■ INSTRUCTIONS FOR THE TASK
Among the lines below, tally those that hold "stored". Return the number and nothing more.

**** ENTRIES SUPPLIED

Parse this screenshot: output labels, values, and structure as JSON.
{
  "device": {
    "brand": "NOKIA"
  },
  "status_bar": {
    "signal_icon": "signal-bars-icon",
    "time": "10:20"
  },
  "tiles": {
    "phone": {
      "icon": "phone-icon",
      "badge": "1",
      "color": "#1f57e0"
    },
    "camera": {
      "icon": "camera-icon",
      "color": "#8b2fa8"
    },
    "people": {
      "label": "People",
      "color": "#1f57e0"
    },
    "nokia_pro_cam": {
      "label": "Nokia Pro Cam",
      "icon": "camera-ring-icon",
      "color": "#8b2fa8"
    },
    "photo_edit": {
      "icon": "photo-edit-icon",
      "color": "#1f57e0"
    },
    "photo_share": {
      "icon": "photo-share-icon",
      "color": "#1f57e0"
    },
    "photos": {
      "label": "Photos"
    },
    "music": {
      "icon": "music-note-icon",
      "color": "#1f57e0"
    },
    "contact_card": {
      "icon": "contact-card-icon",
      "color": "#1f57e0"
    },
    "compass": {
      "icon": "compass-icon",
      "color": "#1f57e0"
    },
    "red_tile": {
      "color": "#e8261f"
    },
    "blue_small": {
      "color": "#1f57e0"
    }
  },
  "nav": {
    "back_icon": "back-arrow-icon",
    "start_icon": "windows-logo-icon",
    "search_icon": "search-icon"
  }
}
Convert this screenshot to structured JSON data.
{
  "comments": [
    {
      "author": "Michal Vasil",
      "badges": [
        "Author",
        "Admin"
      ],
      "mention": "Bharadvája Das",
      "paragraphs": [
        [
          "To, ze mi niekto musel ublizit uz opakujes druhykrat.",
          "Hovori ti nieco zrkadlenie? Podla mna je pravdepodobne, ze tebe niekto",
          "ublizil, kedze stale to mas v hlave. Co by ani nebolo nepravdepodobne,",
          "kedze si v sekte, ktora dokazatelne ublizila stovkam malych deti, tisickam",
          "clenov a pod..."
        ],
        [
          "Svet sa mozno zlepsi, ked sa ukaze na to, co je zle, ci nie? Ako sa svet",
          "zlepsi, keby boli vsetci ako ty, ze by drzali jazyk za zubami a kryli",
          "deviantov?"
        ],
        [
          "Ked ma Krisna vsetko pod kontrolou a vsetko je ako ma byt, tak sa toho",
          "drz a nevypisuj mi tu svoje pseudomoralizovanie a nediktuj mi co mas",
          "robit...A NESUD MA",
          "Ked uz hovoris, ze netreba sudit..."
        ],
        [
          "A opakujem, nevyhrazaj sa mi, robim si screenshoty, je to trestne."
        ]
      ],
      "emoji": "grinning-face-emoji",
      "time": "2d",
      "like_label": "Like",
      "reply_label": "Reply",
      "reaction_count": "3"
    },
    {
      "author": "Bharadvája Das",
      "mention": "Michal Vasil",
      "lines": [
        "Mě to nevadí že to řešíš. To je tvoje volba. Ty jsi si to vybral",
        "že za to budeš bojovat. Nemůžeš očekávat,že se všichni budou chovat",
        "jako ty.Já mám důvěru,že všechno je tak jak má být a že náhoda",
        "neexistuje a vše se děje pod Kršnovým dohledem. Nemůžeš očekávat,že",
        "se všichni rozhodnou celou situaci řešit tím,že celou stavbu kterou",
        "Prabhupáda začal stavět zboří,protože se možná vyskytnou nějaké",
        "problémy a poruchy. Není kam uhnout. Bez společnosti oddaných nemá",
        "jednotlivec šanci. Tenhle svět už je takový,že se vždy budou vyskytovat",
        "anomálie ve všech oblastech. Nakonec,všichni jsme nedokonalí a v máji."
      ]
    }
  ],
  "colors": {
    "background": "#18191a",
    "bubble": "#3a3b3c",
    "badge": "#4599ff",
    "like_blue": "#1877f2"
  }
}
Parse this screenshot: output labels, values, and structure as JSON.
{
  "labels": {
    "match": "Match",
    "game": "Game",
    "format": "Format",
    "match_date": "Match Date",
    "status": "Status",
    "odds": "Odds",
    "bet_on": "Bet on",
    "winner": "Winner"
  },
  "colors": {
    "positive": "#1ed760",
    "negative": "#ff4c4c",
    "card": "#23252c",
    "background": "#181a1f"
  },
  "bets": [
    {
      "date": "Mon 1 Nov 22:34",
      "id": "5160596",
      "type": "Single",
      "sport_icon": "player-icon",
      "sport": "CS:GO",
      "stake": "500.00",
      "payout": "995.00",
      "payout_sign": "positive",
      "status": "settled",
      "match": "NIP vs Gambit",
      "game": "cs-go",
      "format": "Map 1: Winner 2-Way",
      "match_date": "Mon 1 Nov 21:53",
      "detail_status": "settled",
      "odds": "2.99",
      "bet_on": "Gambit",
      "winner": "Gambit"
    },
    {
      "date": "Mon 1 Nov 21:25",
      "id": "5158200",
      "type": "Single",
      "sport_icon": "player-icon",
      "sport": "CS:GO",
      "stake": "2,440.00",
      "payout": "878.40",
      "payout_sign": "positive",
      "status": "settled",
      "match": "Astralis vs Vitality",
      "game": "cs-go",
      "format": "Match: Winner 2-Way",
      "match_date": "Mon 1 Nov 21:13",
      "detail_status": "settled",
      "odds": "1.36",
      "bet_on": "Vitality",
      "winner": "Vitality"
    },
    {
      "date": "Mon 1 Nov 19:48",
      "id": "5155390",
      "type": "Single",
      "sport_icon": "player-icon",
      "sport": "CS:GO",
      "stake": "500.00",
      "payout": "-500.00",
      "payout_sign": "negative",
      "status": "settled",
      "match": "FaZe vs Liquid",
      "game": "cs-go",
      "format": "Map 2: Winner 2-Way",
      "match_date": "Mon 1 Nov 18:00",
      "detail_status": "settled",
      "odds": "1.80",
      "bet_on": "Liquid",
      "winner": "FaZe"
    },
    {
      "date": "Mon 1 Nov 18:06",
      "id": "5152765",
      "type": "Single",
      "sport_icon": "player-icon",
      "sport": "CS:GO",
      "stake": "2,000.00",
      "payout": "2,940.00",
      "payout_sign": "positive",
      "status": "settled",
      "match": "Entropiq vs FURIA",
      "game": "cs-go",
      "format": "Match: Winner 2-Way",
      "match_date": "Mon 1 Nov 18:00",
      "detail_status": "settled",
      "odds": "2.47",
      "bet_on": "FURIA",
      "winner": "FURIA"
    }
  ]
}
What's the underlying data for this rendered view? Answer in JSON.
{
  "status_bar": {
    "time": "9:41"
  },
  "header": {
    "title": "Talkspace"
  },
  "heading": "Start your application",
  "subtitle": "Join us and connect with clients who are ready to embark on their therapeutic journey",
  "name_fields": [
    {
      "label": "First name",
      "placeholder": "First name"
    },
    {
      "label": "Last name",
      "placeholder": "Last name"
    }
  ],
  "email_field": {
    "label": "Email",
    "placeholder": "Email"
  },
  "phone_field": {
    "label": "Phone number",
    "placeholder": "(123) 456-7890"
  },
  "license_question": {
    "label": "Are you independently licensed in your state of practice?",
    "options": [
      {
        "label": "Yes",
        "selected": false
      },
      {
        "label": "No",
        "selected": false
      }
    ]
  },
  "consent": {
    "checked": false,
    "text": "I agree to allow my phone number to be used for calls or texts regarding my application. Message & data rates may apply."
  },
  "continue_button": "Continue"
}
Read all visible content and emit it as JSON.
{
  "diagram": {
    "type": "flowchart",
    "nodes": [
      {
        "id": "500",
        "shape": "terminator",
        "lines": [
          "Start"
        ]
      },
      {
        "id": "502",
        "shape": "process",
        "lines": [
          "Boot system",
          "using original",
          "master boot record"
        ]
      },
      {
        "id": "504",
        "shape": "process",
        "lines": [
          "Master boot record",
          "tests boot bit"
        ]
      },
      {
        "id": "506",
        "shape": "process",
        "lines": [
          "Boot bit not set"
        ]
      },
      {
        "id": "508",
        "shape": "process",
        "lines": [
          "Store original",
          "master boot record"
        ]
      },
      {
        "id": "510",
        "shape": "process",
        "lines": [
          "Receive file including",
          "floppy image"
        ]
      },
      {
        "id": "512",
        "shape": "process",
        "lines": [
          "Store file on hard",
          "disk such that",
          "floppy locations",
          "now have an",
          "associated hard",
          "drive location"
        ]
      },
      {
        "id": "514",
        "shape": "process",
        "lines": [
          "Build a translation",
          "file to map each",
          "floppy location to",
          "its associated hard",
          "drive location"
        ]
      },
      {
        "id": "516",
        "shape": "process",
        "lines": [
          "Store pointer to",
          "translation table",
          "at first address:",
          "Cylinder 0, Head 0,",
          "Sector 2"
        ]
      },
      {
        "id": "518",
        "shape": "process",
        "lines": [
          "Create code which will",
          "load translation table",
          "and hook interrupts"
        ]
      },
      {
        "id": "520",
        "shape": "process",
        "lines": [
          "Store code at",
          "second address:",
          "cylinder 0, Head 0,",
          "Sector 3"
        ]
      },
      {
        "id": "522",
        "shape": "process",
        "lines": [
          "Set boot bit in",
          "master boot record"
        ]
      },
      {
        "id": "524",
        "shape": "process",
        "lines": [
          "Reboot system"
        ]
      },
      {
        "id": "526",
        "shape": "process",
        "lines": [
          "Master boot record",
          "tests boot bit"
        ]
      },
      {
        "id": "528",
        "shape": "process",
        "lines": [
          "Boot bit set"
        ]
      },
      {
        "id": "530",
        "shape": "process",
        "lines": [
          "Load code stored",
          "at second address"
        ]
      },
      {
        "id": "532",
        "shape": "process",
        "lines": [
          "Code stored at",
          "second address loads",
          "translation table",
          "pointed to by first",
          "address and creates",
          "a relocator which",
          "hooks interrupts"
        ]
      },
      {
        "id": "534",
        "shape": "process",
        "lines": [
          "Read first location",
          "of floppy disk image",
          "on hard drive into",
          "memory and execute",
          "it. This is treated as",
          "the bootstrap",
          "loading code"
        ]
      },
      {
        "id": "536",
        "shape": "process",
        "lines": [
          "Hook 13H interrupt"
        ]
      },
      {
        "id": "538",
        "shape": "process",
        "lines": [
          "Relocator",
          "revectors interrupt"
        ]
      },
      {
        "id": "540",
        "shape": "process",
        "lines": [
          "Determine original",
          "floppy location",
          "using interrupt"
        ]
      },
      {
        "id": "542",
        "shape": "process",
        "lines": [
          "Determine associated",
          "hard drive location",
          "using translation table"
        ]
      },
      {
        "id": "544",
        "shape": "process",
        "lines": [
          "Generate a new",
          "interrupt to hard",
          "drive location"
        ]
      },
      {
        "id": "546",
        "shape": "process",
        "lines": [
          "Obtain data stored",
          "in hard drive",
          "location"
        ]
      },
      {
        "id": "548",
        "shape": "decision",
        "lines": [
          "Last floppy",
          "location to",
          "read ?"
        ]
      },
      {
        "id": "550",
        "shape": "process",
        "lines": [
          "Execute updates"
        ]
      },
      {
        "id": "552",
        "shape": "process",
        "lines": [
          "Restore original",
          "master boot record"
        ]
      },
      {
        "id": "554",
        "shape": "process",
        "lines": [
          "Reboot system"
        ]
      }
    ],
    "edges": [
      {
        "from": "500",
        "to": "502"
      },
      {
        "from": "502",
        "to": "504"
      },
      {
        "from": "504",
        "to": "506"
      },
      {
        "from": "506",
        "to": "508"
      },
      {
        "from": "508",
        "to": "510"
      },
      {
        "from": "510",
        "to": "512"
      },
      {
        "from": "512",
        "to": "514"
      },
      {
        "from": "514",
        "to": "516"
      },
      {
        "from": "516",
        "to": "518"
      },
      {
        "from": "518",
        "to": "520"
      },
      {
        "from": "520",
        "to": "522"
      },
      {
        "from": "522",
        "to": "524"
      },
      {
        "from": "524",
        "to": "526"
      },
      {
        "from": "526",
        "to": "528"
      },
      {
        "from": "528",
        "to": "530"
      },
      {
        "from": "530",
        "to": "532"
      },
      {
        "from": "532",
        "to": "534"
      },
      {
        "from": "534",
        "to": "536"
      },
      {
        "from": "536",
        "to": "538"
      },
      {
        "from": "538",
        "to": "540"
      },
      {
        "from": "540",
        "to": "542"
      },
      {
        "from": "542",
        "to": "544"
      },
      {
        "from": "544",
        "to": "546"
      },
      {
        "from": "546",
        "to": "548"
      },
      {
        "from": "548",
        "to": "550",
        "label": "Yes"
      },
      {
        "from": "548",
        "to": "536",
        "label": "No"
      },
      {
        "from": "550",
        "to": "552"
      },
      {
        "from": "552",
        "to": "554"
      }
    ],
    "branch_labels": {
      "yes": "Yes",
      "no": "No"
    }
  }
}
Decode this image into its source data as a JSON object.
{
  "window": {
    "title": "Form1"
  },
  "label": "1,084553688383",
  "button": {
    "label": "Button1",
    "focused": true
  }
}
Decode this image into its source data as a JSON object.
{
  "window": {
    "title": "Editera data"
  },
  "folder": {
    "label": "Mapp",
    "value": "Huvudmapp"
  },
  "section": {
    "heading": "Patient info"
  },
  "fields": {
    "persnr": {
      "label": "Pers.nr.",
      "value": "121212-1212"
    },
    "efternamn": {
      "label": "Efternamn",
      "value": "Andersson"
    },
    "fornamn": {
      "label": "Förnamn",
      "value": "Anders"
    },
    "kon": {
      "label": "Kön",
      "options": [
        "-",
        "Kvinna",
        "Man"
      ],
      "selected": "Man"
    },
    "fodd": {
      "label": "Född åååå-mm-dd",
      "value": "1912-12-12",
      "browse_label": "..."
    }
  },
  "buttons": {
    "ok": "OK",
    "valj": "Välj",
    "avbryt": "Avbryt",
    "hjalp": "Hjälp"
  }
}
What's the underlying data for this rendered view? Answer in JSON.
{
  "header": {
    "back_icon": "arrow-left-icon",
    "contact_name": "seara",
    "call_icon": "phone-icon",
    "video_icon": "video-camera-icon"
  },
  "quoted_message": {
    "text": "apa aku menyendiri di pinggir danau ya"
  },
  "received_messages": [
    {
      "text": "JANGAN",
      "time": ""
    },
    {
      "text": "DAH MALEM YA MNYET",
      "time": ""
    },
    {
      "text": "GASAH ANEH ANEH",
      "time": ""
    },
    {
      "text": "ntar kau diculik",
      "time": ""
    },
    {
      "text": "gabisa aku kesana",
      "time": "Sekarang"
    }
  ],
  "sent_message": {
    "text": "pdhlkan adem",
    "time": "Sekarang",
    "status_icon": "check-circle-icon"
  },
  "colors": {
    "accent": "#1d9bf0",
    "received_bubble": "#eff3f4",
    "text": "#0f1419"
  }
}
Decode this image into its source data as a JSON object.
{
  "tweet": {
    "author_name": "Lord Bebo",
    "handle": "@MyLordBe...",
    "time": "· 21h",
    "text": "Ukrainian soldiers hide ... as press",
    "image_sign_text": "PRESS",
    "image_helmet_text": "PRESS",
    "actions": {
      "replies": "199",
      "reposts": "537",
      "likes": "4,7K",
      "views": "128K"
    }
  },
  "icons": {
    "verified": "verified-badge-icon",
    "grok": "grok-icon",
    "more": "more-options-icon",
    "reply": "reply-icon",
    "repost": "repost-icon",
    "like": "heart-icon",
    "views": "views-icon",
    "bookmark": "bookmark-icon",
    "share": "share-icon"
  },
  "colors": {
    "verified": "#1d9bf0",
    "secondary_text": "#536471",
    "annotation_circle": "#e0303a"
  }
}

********

■ YOUR SOLUTION
3